5 recommendations to bolster your ransomware defenses
Ninety percent of schools have a malware incident recovery plan in place, which is a good start, but that alone is not enough. In order to reduce the overall cost and impact of an attack, education leaders need to prioritize their schools' defenses against ransomware by investing in a modernized IT infrastructure, cybersecurity technologies and expert, human-led threat hunting teams that can stay a step ahead.
Here are five key measures to take that will get you there:
- Acknowledge that a ransomware attack is inevitable. Ransomware is highly prevalent, and no school, organization, industry or country is immune from a ransomware attack. Assume you will be hit and plan ahead accordingly.
- Adopt a "3-2-1" method to backing up your data. Backups are the #1 method that organizations use to successfully restore their data, far more so than paying a ransom. In the aforementioned survey, more than half of schools attacked by ransomware did not pay the ransom and instead restored their data through backups. Follow the 3-2-1 method of backups: three different copies of data, using at least two different backup systems, with at least one copy stored offline and off-site.
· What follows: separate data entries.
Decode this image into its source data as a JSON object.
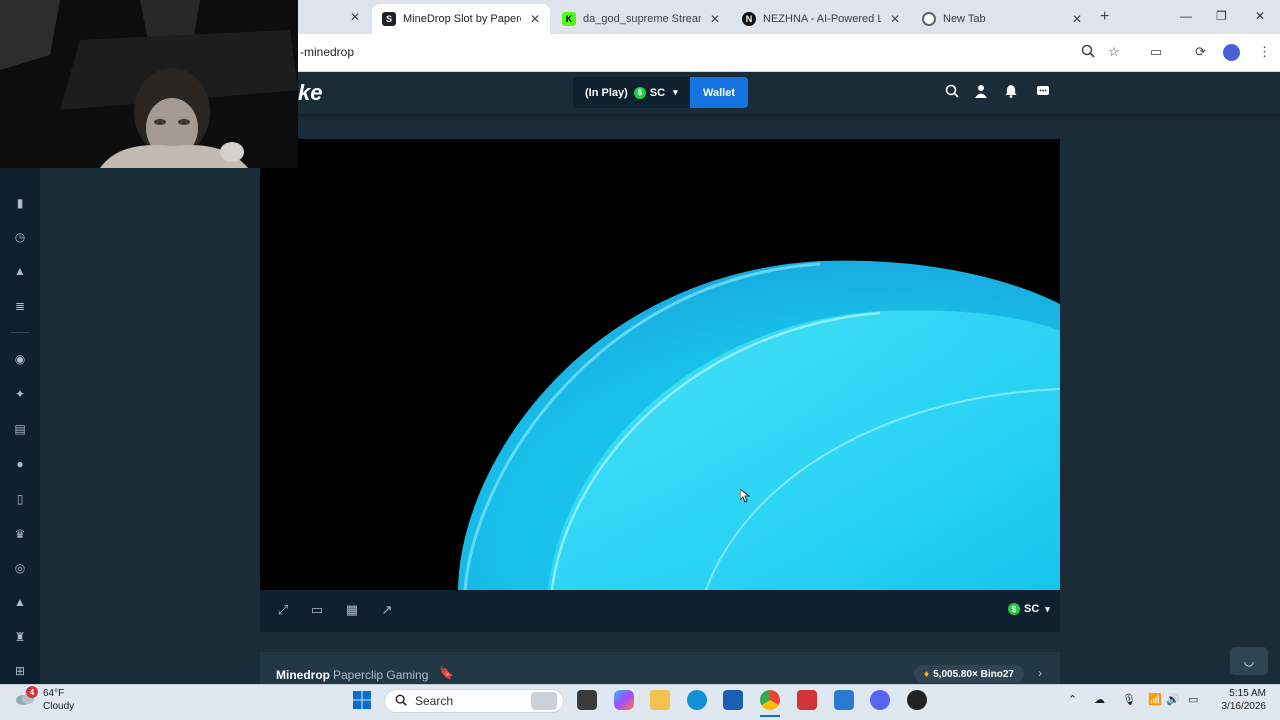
{
  "browser": {
    "tabs": [
      {
        "label": "MineDrop Slot by Paperclip",
        "favicon": "S",
        "favicon_color": "#202124",
        "active": true
      },
      {
        "label": "da_god_supreme Stream -",
        "favicon": "K",
        "favicon_color": "#53fc18",
        "active": false
      },
      {
        "label": "NEZHNA - AI-Powered Live",
        "favicon": "N",
        "favicon_color": "#111111",
        "active": false
      },
      {
        "label": "New Tab",
        "favicon": "chrome",
        "favicon_color": "#5f6368",
        "active": false
      }
    ],
    "url": "-minedrop"
  },
  "header": {
    "balance_label": "(In Play)",
    "currency": "SC",
    "wallet_label": "Wallet"
  },
  "game_bar": {
    "currency": "SC"
  },
  "game_info": {
    "title": "Minedrop",
    "provider": "Paperclip Gaming",
    "big_win": "5,005.80× Bino27"
  },
  "taskbar": {
    "weather_temp": "64°F",
    "weather_cond": "Cloudy",
    "weather_badge": "4",
    "search_label": "Search",
    "time": "5:15 AM",
    "date": "3/16/2026"
  },
  "colors": {
    "stake_bg": "#1a2c38",
    "stake_dark": "#0f212e",
    "wallet_blue": "#1475e1",
    "coin_green": "#1fce43",
    "bloom_cyan": "#19d5f2"
  }
}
- Complement anti-ransomware technology with human experts. Anti-ransomware software provides the scale and automation needed to thwart attackers, but it can't do the job alone. Shore up the technology side of your ransomware defense with human-led threat hunting teams, who have the expertise to catch the red flags of an attack that your technology might miss. If you don't have those skills in-house, look into an outside security operations center you can partner with.
- Protect your network with layered protection. With ransomware attackers ramping up extortion-style attacks, it's more important than ever for business and IT leaders of any industry to ensure their teams are deploying layered protection at as many entry points into their network as possible, in order to keep adversaries out of their environment.
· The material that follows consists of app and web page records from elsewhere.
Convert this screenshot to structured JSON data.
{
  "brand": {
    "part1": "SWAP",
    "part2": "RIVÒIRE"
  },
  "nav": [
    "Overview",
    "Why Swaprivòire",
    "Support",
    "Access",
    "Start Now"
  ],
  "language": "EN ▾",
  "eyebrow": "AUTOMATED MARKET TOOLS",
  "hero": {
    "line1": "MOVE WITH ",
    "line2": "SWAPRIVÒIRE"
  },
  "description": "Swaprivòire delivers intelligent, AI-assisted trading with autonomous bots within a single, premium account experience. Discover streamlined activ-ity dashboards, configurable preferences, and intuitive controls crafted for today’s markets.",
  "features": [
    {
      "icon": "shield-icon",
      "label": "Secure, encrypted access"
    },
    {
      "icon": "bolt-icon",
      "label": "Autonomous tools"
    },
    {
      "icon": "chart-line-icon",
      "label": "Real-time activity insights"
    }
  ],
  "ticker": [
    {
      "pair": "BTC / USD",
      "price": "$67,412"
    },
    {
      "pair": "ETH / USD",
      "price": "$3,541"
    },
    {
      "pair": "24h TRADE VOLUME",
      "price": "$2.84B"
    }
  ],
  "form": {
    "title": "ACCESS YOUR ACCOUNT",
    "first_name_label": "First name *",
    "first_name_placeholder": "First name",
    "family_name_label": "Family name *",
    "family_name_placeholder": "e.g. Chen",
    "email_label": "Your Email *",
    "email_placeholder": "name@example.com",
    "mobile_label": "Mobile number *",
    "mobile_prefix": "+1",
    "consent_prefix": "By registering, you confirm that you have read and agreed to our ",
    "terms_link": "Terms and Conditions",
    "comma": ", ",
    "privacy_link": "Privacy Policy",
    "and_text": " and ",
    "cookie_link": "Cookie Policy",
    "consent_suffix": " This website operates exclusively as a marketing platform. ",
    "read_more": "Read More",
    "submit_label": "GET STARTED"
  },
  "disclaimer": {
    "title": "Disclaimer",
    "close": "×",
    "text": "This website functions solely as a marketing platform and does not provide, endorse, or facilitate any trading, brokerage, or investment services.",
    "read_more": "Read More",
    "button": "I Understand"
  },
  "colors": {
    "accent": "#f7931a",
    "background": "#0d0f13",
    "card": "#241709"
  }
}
Don't pay the ransom. Paying the ransom encourages more ransomware attacks, and offers zero guarantee you will get all of your data back (most likely you will not). And if you've made the right preparations ahead of time – like data backups and malware recovery plans – you won't need to pay a ransom to restore your data, anyway.
About Dan Schiappa
Dan Schiappa is the chief product officer at next-generation cybersecurity leader Sophos. He's a transformational and strategic leader who orchestrates the company's technical strategy, playing an instrumental role in architecting technologies; overseeing product management and research and development; and ensuring product quality. With a passion for education and inspiring the next generation of cyber talent, Dan also serves as chair of the University of Central Florida's Dean's Advisory Board, where he oversees various aspects of the school's elite cybersecurity program.